Every year, Blue Sargent stands next to her clairvoyant mother as the soon-to-be dead walk past. Blue never sees them—until this year, when a boy emerges from the dark and speaks to her. His name is Gansey, and he’s a rich student at Aglionby, the local private school. Blue has a policy of staying away from Aglionby boys. Known as Raven Boys, they can only mean trouble. But Blue is drawn to Gansey, in a way she can’t entirely explain. He is on a quest that has encompassed three other Raven Boys: Adam, the scholarship student who resents the privilege around him; Ronan, the fierce soul whose emotions range from anger to despair; and Noah, the taciturn watcher who notices many things but says very little. For as long as she can remember, Blue has been warned that she will cause her true love to die. She doesn’t believe in true love and never thought this would be a problem. But as her life becomes caught up in the strange and sinister world of the Raven Boys, she’s not so sure anymore.

I was a bit hesitant before beginning The Raven Boys, mainly because the blurb sounds exactly like what I hate reading in YA novels. But I have read much praise about Stiefvater and the Raven Cycle, so I decided to go ahead and read the book anyway. And I’m glad I did, because I really enjoyed the book.

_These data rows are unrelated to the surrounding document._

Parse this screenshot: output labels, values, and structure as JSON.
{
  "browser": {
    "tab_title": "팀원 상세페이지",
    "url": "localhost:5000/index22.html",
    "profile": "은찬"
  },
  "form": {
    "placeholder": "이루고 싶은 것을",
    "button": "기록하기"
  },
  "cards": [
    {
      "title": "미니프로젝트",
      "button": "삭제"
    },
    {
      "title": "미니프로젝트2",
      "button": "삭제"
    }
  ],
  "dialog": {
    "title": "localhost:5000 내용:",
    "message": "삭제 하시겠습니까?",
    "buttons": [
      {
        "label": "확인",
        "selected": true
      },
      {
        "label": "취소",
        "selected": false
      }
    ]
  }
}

At the beginning, I thought The Raven Boys was a tad overwritten in places and the plot started out in the direction I feared from the summary. But then something happened: even though Gansey is supposed to be Blue’s “true love,” she starts by going out with Adam, instead. In fact, at the end of the book, she still can only barely tolerate Gansey. The fact that this YA novel has a much slower approach to the romance than most YA novels with true love in it immediately elevated it in my standards.

Urban fantasy is still not my favorite sub-genre of fantasy, mainly because I always find it a bit too strange for my tastes, but Stiefvater does urban fantasy well and I enjoyed diving into urban fantasy with her. I found the plot strange and confusing, but Stiefvater worldbuilds very well and so despite its strangeness, the world didn’t seem implausible to me. I preferred the characters and their interactions over the plot, in any case, so perhaps that’s why.

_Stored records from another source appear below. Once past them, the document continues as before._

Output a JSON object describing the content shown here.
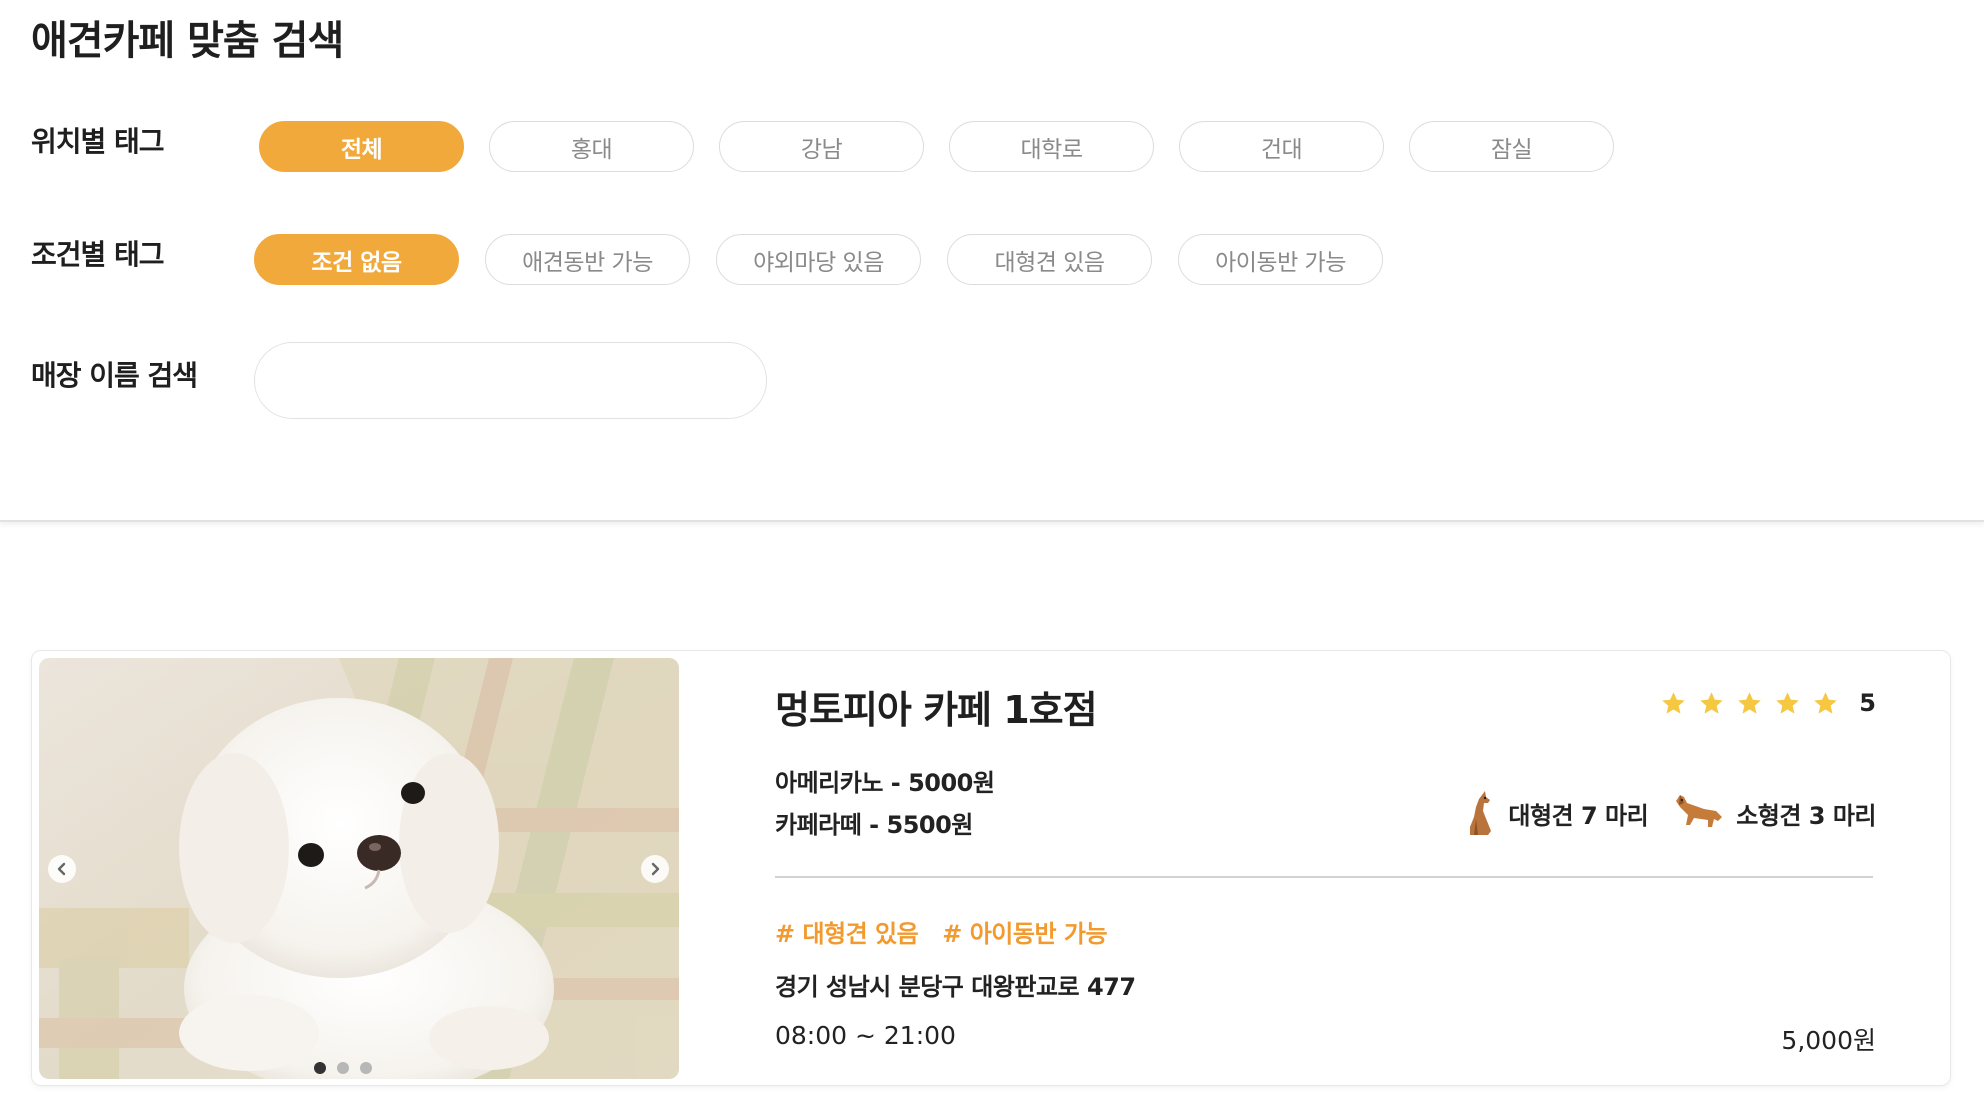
{
  "header": {
    "title": "애견카페 맞춤 검색"
  },
  "filters": {
    "location_label": "위치별 태그",
    "location_tags": [
      {
        "label": "전체",
        "active": true
      },
      {
        "label": "홍대",
        "active": false
      },
      {
        "label": "강남",
        "active": false
      },
      {
        "label": "대학로",
        "active": false
      },
      {
        "label": "건대",
        "active": false
      },
      {
        "label": "잠실",
        "active": false
      }
    ],
    "condition_label": "조건별 태그",
    "condition_tags": [
      {
        "label": "조건 없음",
        "active": true
      },
      {
        "label": "애견동반 가능",
        "active": false
      },
      {
        "label": "야외마당 있음",
        "active": false
      },
      {
        "label": "대형견 있음",
        "active": false
      },
      {
        "label": "아이동반 가능",
        "active": false
      }
    ],
    "name_search_label": "매장 이름 검색",
    "name_search_value": "",
    "name_search_placeholder": ""
  },
  "results": [
    {
      "name": "멍토피아 카페 1호점",
      "rating": 5,
      "rating_label": "5",
      "menu": [
        "아메리카노 - 5000원",
        "카페라떼 - 5500원"
      ],
      "large_dogs": "대형견 7 마리",
      "small_dogs": "소형견 3 마리",
      "hashtags": [
        "# 대형견 있음",
        "# 아이동반 가능"
      ],
      "address": "경기 성남시 분당구 대왕판교로 477",
      "hours": "08:00 ~ 21:00",
      "price": "5,000원",
      "carousel": {
        "slide_count": 3,
        "active_slide": 0
      }
    }
  ],
  "colors": {
    "accent": "#f2a93b",
    "hashtag": "#f29a2e",
    "star": "#f6c741",
    "tag_border": "#dcdcdc",
    "tag_text": "#8a8a8a"
  },
  "icons": {
    "large_dog": "large-dog-icon",
    "small_dog": "small-dog-icon",
    "rating": "star-icon",
    "prev": "chevron-left-icon",
    "next": "chevron-right-icon"
  }
}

Also, the book ends on a cliffhanger, which is a bit irritating, but it was a really good cliffhanger, in a cheeky sort of way. It has an “I couldn’t resist” feel to it, and instead of being annoyed, I found myself laughing instead. I also went out and got the second book right away.

Oh, and I especially loved a passage in the middle where Blue discusses how she feels when she looks at the stars: “She recognized the strange happiness that came from loving something without knowing why you did, that strange happiness that was sometimes so big that it felt like sadness. It was the way she felt when she looked at the stars.”

Rating: 4/5

Recommended Age Range: 16+

Warnings: Swearing, psychics, violence.

Genre: Urban Fantasy, Young Adult

“You said you were working for a living. I thought it’d be rude to not take that into account. I’m sorry you’re insulted. I see where you’re coming from, but I feel it’s a little unfair that you’re not doing the same for me.”

“I feel you’re being condescending,” Blue said.

In the background, she caught a glimpse of Soldier Boy making a plane of his hand. It was crashing and weaving toward the table surface while Smudgy Boy gulped laughter down. The elegant boy held his palm over his face in exaggerated horror, fingers spread just enough that she could see his wince.

“Dear God,” remarked Cell Phone Boy. “I don’t know what else to say.”

“‘Sorry,’” she recommended.

“I said that already.”
Blue considered. “Then, ‘bye.’”

Overall Review:

At first, I thought The Raven Boys was overwritten and doomed to head into dreaded “true love” territory akin to Hush, Hush or Daughter of Smoke and Bone. Then, Stiefvater completely did what I was not expecting, and I instantly got so immersed in the book that I laughed at a cliffhanger because it fit so well with the characters’ personalities and then I went out and got the second book. I don’t normally like contemporary/urban fantasy, but I like this.

You can buy this here: The Raven Boys